Permits to build homes were down 3.1% from January to 1,167,000 per year, but all of the decline was in the multifamily sector. Single-family permits were essentially unchanged at 731,000 per year, in the same range for the past four months. Multifamily permits fell 8.4% but remained in the comfortable range above 425,000 per year. Monthly saw-toothed variations are normal in the multifamily sector.
Two census regions, Midwest and West, saw increases in single-family starts of 18.6% and 24.8% and the South had no change in single-family starts. The Northeast, perhaps as a result of bad weather, experienced a 12.5% fall in single-family starts but still recorded a better month than the 2015 total.
The very positive single-family report further supports other housing and general economic reports that the housing recovery continues unabated. Low mortgage rates, increases in employment, continued US economic expansion and growing pent up demand particularly among existing home owners are supporting more single-family home building.
Some supply constraints have slowed completion times but builders continue to add to inventories as they anticipate future demand. Months’ supplies of new homes for sale are near the accepted equilibrium level of 6 months. However, the supply of existing homes remains very low around 4 months’ supply and the absolute levels have fallen below 2 million.

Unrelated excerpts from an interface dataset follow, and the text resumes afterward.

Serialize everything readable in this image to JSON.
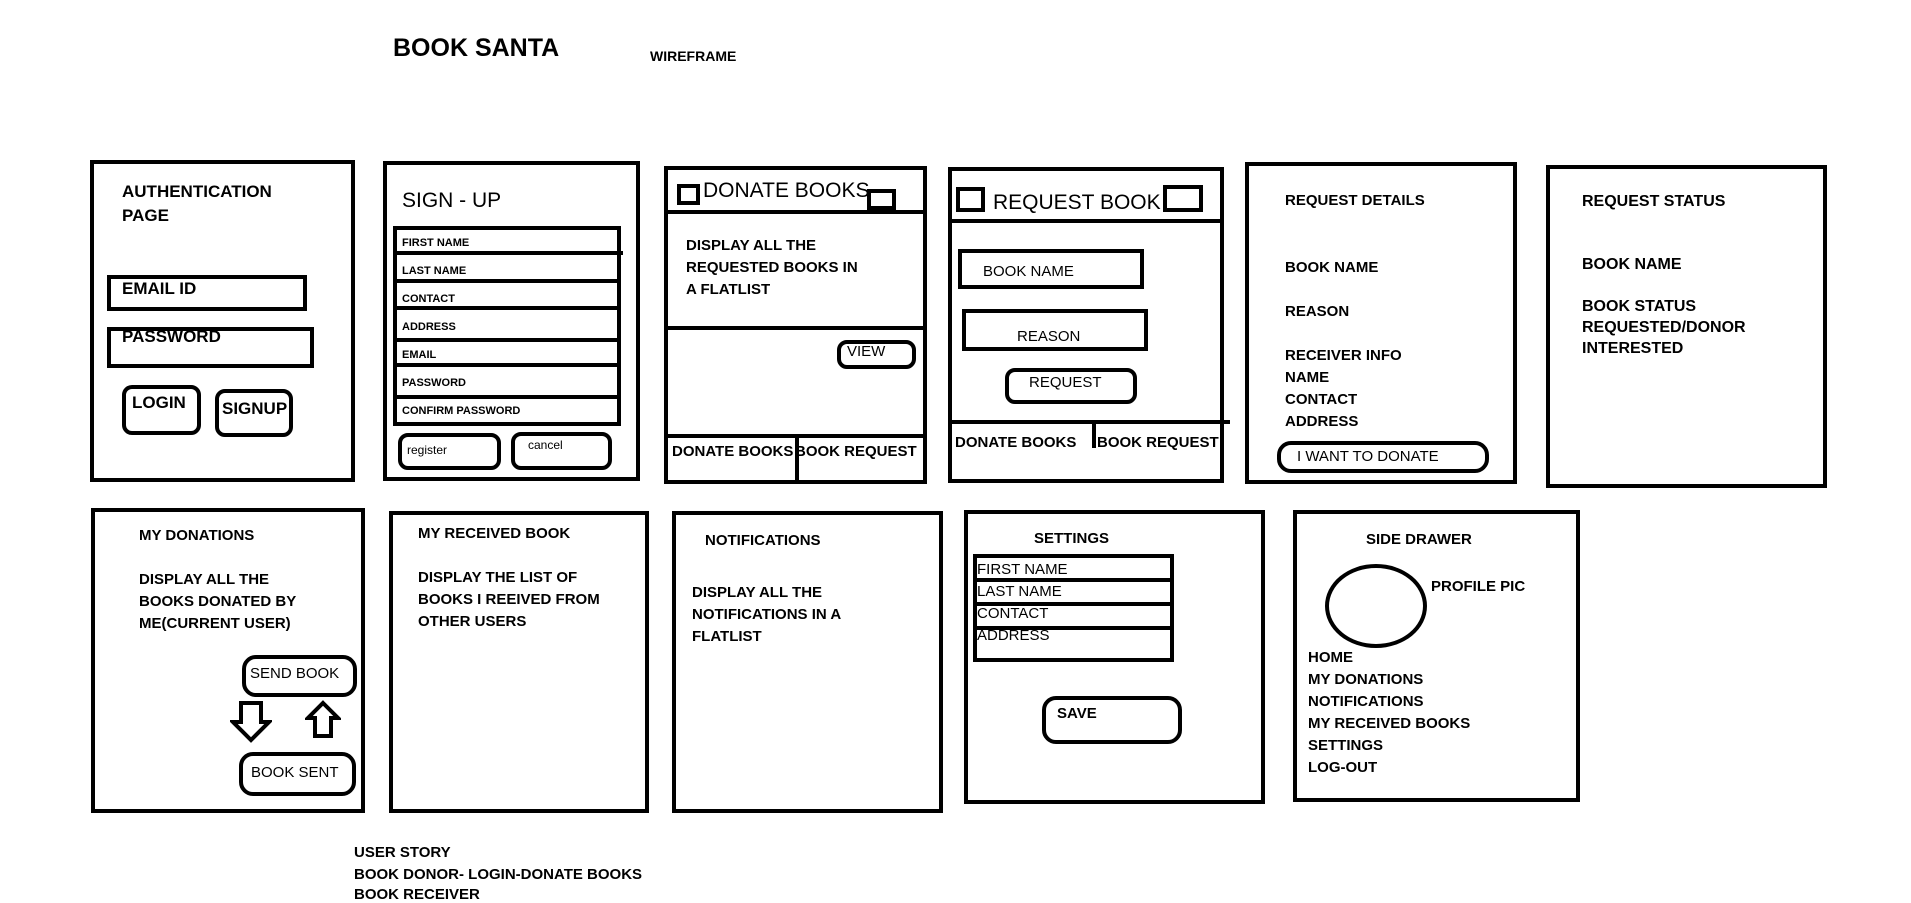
{
  "header": {
    "title": "BOOK SANTA",
    "subtitle": "WIREFRAME"
  },
  "auth": {
    "title_line1": "AUTHENTICATION",
    "title_line2": "PAGE",
    "email_label": "EMAIL ID",
    "password_label": "PASSWORD",
    "login_label": "LOGIN",
    "signup_label": "SIGNUP"
  },
  "signup": {
    "title": "SIGN - UP",
    "fields": [
      "FIRST NAME",
      "LAST NAME",
      "CONTACT",
      "ADDRESS",
      "EMAIL",
      "PASSWORD",
      "CONFIRM PASSWORD"
    ],
    "register_label": "register",
    "cancel_label": "cancel"
  },
  "donate": {
    "title": "DONATE BOOKS",
    "body_line1": "DISPLAY ALL THE",
    "body_line2": "REQUESTED BOOKS IN",
    "body_line3": "A FLATLIST",
    "view_label": "VIEW",
    "tab_donate": "DONATE BOOKS",
    "tab_request": "BOOK REQUEST"
  },
  "request_book": {
    "title": "REQUEST BOOK",
    "book_name_label": "BOOK NAME",
    "reason_label": "REASON",
    "request_label": "REQUEST",
    "tab_donate": "DONATE BOOKS",
    "tab_request": "BOOK REQUEST"
  },
  "request_details": {
    "title": "REQUEST DETAILS",
    "book_name": "BOOK NAME",
    "reason": "REASON",
    "receiver_info": "RECEIVER INFO",
    "name": "NAME",
    "contact": "CONTACT",
    "address": "ADDRESS",
    "donate_label": "I WANT TO DONATE"
  },
  "request_status": {
    "title": "REQUEST STATUS",
    "book_name": "BOOK NAME",
    "status_line1": "BOOK STATUS",
    "status_line2": "REQUESTED/DONOR",
    "status_line3": "INTERESTED"
  },
  "my_donations": {
    "title": "MY DONATIONS",
    "body_line1": "DISPLAY ALL THE",
    "body_line2": "BOOKS DONATED BY",
    "body_line3": "ME(CURRENT USER)",
    "send_label": "SEND BOOK",
    "sent_label": "BOOK SENT"
  },
  "received": {
    "title": "MY RECEIVED BOOK",
    "body_line1": "DISPLAY THE LIST OF",
    "body_line2": "BOOKS I REEIVED FROM",
    "body_line3": "OTHER USERS"
  },
  "notifications": {
    "title": "NOTIFICATIONS",
    "body_line1": "DISPLAY ALL THE",
    "body_line2": "NOTIFICATIONS IN A",
    "body_line3": "FLATLIST"
  },
  "settings": {
    "title": "SETTINGS",
    "fields": [
      "FIRST NAME",
      "LAST NAME",
      "CONTACT",
      "ADDRESS"
    ],
    "save_label": "SAVE"
  },
  "drawer": {
    "title": "SIDE DRAWER",
    "profile_label": "PROFILE PIC",
    "items": [
      "HOME",
      "MY DONATIONS",
      "NOTIFICATIONS",
      "MY RECEIVED BOOKS",
      "SETTINGS",
      "LOG-OUT"
    ]
  },
  "user_story": {
    "line1": "USER STORY",
    "line2": "BOOK DONOR- LOGIN-DONATE BOOKS",
    "line3": "BOOK RECEIVER"
  },
  "icons": {
    "down_arrow": "down-arrow-icon",
    "up_arrow": "up-arrow-icon"
  }
}
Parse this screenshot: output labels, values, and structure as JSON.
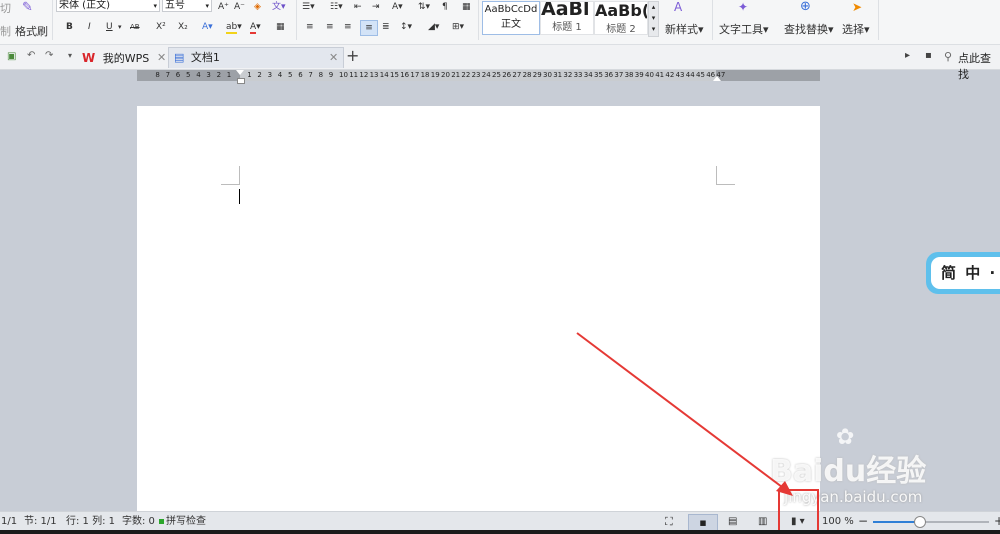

First time homeowners are 8 times more likely to buy an existing home over a new home so the avenue for more homeowners is being dammed by lack of existing home inventory. Moreover, 8-in-10 new home buyers are existing home sellers so demand for new homes is also being limited by the reluctance or inability of existing home owners to sell their home and release the equity needed to buy a new home. More existing homes for sale will boost the new home market demand and induce more builders to build.